New York — Young women today will not let their careers take a back seat to their husbands' jobs, a new survey by Seventeen magazine says. The magazine's "1980 Teen Trends Survey" is conducted every two years to measure the thoughts, opinions, attitudes, and activities of young women.
Eight out of 10 teens surveyed said that before they consider marrying, they will make certain the men support their career plans. What's more, 88 percent plan to work after they are married, and 6 out of 10 girls will continue working even after they have a child. A meaningful career is so important to teens today that more than 40 percent said they would pursue a field in which the sense of achievement is high, even if the salary is not.
It is not surprising that this new career-oriented teen is very concerned about issues pertaining to women. The survey showed that 94 percent are interested in equal education and training; 93 percent of the girls are concerned about meaningful work and adequate compensation; and nearly 2 out of 3 teens are interested in the passage of the Equal Rights Amendment. In addition, nearly 2 out of 5 teens approve of single mothers raising children.
Other findings in the teen trends survey include:
* The career choices of teens vary widely, with housewife-mother, lawyer, and medicine named most frequently.
* Ninety-four percent of all teen girls plan to attend college. About 1 in 5 of these girls intend to major in liberal arts, making it the most popular future field of study. The health field was the second most popular prospective major, followed by business.

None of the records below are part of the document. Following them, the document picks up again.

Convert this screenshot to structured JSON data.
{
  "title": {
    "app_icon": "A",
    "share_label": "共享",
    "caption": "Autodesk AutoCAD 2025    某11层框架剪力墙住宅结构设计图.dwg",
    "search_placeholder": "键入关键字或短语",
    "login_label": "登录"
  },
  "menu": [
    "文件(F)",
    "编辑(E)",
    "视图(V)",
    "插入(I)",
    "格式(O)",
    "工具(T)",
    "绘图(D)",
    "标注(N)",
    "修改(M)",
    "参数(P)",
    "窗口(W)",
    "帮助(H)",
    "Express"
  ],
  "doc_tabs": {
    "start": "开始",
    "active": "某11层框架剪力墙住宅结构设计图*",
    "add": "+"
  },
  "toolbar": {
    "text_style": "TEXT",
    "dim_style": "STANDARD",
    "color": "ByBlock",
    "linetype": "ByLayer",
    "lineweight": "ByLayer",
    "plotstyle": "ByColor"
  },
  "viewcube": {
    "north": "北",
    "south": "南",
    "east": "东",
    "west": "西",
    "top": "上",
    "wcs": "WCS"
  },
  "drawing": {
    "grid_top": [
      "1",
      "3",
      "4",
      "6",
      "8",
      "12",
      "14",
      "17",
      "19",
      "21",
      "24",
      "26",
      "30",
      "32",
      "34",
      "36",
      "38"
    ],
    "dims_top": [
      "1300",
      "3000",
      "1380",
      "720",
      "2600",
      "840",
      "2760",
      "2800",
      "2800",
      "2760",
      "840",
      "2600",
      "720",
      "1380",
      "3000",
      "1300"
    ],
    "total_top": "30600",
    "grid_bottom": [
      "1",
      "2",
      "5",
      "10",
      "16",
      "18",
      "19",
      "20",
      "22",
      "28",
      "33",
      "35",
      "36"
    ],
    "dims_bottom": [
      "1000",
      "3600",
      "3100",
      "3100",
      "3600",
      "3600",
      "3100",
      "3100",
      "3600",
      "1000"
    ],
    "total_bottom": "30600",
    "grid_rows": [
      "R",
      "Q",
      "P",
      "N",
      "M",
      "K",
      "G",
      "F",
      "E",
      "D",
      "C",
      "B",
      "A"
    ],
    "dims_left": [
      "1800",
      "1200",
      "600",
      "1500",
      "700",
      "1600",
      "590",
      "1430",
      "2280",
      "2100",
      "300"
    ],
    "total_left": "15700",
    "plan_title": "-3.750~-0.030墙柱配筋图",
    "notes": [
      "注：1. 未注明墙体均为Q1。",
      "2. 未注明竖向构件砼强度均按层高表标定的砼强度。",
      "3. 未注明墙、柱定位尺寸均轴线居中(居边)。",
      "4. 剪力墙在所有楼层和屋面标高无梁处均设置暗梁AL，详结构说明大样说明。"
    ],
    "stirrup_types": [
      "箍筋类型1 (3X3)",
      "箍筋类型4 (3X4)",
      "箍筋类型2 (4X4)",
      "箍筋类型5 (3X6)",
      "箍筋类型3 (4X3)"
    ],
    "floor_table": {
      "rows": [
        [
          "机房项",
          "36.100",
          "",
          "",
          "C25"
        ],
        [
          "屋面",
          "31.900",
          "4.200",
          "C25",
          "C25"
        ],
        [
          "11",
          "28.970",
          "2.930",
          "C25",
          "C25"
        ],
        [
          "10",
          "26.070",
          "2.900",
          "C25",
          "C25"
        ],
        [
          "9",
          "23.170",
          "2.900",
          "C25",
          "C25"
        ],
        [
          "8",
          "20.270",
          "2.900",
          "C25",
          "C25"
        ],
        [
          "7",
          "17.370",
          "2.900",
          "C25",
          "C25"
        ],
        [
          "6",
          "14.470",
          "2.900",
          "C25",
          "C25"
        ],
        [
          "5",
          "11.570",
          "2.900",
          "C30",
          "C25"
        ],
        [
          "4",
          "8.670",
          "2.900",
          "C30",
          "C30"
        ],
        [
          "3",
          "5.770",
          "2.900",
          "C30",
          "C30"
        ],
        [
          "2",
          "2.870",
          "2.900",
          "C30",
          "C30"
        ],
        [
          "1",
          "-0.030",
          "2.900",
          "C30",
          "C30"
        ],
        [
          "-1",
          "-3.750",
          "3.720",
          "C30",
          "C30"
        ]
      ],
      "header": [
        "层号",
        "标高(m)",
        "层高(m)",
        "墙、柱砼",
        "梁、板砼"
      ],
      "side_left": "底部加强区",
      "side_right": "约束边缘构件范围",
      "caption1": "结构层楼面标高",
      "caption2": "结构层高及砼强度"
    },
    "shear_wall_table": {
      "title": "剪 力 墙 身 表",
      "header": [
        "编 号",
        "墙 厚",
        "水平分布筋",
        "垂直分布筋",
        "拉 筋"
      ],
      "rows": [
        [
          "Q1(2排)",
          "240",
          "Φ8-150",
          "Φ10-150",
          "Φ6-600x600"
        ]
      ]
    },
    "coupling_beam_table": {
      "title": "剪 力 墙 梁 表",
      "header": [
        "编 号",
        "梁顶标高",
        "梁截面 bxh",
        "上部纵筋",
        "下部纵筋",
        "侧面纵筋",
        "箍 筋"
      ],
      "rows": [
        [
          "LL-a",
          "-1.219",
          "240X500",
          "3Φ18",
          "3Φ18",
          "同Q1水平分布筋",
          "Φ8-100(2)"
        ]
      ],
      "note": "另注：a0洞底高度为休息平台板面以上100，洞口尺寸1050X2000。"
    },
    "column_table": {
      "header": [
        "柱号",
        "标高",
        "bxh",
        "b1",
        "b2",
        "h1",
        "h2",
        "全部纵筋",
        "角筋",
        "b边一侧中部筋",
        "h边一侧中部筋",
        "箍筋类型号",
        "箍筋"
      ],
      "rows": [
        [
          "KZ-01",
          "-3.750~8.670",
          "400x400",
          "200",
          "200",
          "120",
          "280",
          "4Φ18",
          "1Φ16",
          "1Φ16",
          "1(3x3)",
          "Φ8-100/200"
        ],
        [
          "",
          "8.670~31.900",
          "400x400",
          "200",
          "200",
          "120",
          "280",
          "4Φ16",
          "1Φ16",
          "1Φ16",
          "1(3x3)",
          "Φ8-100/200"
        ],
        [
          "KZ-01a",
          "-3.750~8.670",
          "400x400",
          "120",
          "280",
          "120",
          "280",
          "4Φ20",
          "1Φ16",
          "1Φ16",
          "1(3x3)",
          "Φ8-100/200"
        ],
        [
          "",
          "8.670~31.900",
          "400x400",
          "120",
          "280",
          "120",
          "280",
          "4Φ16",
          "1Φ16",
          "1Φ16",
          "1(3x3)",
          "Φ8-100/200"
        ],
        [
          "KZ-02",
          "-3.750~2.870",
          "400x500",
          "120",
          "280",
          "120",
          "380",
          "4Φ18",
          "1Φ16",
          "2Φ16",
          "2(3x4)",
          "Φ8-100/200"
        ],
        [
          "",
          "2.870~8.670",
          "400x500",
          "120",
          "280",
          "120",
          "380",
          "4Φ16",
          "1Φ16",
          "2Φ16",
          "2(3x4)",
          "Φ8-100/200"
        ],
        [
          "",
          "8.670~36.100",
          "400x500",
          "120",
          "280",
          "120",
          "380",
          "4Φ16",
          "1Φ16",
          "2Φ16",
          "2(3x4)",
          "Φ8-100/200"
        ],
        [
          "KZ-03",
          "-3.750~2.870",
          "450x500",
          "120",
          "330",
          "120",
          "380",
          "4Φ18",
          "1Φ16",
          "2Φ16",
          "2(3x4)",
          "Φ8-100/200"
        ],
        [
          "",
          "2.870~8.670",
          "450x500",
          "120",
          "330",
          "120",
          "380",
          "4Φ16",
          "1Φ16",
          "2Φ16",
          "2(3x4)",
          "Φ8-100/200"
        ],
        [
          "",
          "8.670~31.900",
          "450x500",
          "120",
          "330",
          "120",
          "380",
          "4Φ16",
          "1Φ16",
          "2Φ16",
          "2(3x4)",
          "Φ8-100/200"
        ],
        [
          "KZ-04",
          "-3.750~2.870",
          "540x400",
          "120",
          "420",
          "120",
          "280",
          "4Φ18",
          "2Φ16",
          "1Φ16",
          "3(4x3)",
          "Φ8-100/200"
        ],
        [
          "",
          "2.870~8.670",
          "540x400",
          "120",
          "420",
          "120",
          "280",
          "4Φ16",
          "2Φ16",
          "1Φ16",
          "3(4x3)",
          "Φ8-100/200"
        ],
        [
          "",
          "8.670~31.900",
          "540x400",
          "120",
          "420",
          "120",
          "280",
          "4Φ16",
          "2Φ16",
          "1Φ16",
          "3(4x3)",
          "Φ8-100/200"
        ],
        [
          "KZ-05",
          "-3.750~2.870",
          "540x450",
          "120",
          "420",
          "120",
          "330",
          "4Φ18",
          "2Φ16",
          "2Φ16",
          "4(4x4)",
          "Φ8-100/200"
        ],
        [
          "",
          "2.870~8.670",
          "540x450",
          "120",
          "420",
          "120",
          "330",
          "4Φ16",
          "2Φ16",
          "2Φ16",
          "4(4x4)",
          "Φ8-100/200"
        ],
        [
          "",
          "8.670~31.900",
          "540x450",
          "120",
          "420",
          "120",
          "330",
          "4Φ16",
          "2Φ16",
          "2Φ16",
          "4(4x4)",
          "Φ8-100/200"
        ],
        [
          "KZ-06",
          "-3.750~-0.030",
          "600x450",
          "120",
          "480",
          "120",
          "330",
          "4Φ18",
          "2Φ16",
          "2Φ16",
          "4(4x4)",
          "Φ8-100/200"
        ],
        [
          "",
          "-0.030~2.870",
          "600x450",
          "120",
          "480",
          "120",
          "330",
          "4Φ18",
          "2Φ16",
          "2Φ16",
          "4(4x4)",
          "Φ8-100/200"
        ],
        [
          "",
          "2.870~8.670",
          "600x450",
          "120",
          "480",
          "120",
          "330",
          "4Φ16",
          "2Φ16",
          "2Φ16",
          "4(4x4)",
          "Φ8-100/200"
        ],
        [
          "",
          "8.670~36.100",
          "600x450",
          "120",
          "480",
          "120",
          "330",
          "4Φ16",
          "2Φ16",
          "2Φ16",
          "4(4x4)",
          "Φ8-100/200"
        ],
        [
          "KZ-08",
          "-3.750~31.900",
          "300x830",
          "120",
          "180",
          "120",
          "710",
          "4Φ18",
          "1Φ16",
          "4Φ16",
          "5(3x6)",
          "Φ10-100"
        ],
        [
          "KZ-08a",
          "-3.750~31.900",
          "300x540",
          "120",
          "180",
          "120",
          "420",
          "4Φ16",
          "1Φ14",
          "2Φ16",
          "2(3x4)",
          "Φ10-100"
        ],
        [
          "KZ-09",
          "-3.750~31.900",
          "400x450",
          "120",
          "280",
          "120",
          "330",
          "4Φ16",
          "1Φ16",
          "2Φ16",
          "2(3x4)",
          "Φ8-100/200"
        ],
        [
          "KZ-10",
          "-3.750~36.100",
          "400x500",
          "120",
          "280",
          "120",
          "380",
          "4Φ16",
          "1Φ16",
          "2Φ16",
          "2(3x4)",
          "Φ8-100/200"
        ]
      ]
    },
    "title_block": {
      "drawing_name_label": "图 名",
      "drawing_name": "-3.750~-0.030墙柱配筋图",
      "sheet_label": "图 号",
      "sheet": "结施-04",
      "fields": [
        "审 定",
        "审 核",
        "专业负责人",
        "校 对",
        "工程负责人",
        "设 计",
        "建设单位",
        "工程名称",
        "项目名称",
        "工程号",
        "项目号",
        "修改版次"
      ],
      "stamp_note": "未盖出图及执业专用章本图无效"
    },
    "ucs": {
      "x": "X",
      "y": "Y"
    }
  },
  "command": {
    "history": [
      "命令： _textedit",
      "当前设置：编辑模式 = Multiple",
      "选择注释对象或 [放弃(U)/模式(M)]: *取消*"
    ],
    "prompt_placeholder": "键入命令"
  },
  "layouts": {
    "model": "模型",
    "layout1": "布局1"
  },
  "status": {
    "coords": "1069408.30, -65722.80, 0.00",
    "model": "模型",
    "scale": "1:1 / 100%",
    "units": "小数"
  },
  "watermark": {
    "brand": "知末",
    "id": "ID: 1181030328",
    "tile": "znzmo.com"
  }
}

* Half of all teen girls in this country are working (90 percent hold part-time jobs, and 10 percent work full time. The most prevalent part-time job for teens is waitress, foodservice helper. The most common full-time job among working teens is offi ce clerk.